"Killed" Message On Linux (Running From BASH)

Discussion in 'Perl Misc' started by Hal Vaughan, Nov 16, 2005.

  1. Hal Vaughan

    Hal Vaughan Guest

    I've tried Googling this and get a high noise-to-signal ratio.

    I'm running Perl scripts on Linux (Debian, Sarge), from the command line (in
    bash), and I get a "Killed" message. I can't find enough to verify this is
    coming from Perl or bash or where. Sometimes the program runs fine,
    sometimes it doesn't. When I run it with one data file that didn't work
    before, it runs just fine the 2nd time. The only module I'm using that
    isn't mine is Term::VT102, and I've grep'ed and found NO occurance of the
    word "Killed".

    I'm used to getting crashes that tell me the line numbers and errors, but
    not just a simple "Killed."

    At the least, I'd like to know what is issuing this "Killed" message (is
    this what happens when another program kills a Perl script?), or what could
    be causing this.

    Thanks for any help!

    Hal
     
    Hal Vaughan, Nov 16, 2005
    #1
    1. Advertisements

  2. At the least, I'd like to know what is issuing this "Killed" message (is
    Some shells (e.g., bash) print this message if a process dies due to
    receiving a SIGKILL. Try this:

    In xterm 1, run:

    sleep 30

    In xterm 2, run:

    killall -9 sleep
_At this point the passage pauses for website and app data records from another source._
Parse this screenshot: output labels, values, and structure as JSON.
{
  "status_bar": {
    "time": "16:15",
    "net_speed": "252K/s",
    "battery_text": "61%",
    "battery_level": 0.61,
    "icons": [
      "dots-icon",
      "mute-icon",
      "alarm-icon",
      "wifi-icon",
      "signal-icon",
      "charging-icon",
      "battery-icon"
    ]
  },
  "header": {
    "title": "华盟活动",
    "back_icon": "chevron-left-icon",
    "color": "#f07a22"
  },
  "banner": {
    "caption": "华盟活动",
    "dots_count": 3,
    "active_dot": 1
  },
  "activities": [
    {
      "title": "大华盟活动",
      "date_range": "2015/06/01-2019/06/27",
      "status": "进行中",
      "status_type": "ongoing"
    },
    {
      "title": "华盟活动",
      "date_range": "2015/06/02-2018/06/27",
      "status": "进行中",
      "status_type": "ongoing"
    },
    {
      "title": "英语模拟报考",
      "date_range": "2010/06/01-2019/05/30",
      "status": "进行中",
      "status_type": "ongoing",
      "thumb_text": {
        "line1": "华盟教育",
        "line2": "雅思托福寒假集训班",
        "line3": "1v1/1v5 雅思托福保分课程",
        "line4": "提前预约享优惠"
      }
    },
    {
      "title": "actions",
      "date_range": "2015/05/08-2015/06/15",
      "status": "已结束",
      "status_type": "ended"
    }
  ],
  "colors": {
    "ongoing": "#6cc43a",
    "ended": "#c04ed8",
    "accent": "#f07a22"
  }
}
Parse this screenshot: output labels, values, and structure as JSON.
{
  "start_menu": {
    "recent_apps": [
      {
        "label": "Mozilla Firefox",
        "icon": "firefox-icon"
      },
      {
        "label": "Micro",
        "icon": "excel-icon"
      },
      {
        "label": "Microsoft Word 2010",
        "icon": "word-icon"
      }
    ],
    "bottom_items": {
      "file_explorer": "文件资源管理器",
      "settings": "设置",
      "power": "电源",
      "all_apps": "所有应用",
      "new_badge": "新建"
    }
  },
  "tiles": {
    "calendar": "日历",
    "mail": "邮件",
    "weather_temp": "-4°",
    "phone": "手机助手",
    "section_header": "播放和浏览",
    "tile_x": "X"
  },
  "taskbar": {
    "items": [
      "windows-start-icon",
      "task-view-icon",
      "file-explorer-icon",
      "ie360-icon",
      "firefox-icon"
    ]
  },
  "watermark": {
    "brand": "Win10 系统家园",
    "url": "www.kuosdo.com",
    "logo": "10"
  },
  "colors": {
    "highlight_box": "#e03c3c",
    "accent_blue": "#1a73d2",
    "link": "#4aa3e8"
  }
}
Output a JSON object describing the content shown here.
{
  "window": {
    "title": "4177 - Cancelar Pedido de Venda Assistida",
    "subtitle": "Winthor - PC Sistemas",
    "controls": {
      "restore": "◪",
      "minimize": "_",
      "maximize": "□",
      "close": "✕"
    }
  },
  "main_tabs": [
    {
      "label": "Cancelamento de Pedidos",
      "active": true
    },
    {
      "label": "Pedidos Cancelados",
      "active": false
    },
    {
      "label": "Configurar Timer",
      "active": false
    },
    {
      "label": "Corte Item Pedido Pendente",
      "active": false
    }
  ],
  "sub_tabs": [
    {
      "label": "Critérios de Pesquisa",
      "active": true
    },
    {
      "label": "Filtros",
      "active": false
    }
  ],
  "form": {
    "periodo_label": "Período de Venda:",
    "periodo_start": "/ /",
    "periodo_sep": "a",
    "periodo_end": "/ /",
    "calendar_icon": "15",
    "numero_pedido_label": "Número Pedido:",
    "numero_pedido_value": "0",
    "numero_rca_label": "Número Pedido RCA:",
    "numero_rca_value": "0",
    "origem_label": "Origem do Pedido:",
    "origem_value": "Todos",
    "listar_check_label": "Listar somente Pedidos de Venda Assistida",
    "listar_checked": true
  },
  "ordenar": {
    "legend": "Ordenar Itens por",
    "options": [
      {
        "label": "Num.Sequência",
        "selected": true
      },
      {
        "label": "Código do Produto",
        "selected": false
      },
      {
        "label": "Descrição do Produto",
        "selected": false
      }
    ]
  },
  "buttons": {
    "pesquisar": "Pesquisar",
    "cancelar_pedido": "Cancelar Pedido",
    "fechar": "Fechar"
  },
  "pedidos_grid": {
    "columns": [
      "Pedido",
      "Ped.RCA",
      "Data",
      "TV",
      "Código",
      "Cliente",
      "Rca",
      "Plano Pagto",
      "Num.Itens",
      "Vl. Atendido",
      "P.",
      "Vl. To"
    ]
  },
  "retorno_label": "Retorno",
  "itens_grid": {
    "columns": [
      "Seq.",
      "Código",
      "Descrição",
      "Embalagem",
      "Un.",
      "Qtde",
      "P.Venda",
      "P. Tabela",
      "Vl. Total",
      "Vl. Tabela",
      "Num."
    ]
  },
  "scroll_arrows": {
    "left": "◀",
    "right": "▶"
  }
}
    You'll probably see the message "Killed" in xterm 1. I'm not sure what
    would be causing this -- it is unlikely that something is sending
    spontaneous KILL signals to your processes, unless (a) you're running
    extremely low on memory and (b) the Linux OOM killer kills processes in
    this fashion.

    -- Lars
     
    Lars Kellogg-Stedman, Nov 16, 2005
    #2
    1. Advertisements

  3. Large process running out of virtual memory?

    gtoomey
     
    Gregory Toomey, Nov 16, 2005
    #3
  4. Hal Vaughan

    Hal Vaughan Guest

    That was my first thought, but it's one Perl program, on 1.5 GB of memory,
    that had run before, a number of times, on a system with 1/2 that amount
    (and this system has fewer daemons and such running). I would also think
    if that were the case, running it under the same conditions every time
    would produce the same results. It doesn't.

    Hal
     
    Hal Vaughan, Nov 16, 2005
    #4
  5. Hal Vaughan

    Hal Vaughan Guest

    Aha!

    That's it. With that info, I tracked down a program that wasn't supposed to
    be running (I'm not finished testing it yet), that tracks down and kills
    certain programs if they don't register in a database first. Somehow a
    stray instance was still in memory, killing other programs.

    Thanks!

    Hal
     
    Hal Vaughan, Nov 16, 2005
    #5
    1. Advertisements

Ask a Question

Want to reply to this thread or ask your own question?

You'll need to choose a username for the site, which only take a couple of moments (here). After that, you can post your question and our members will help you out.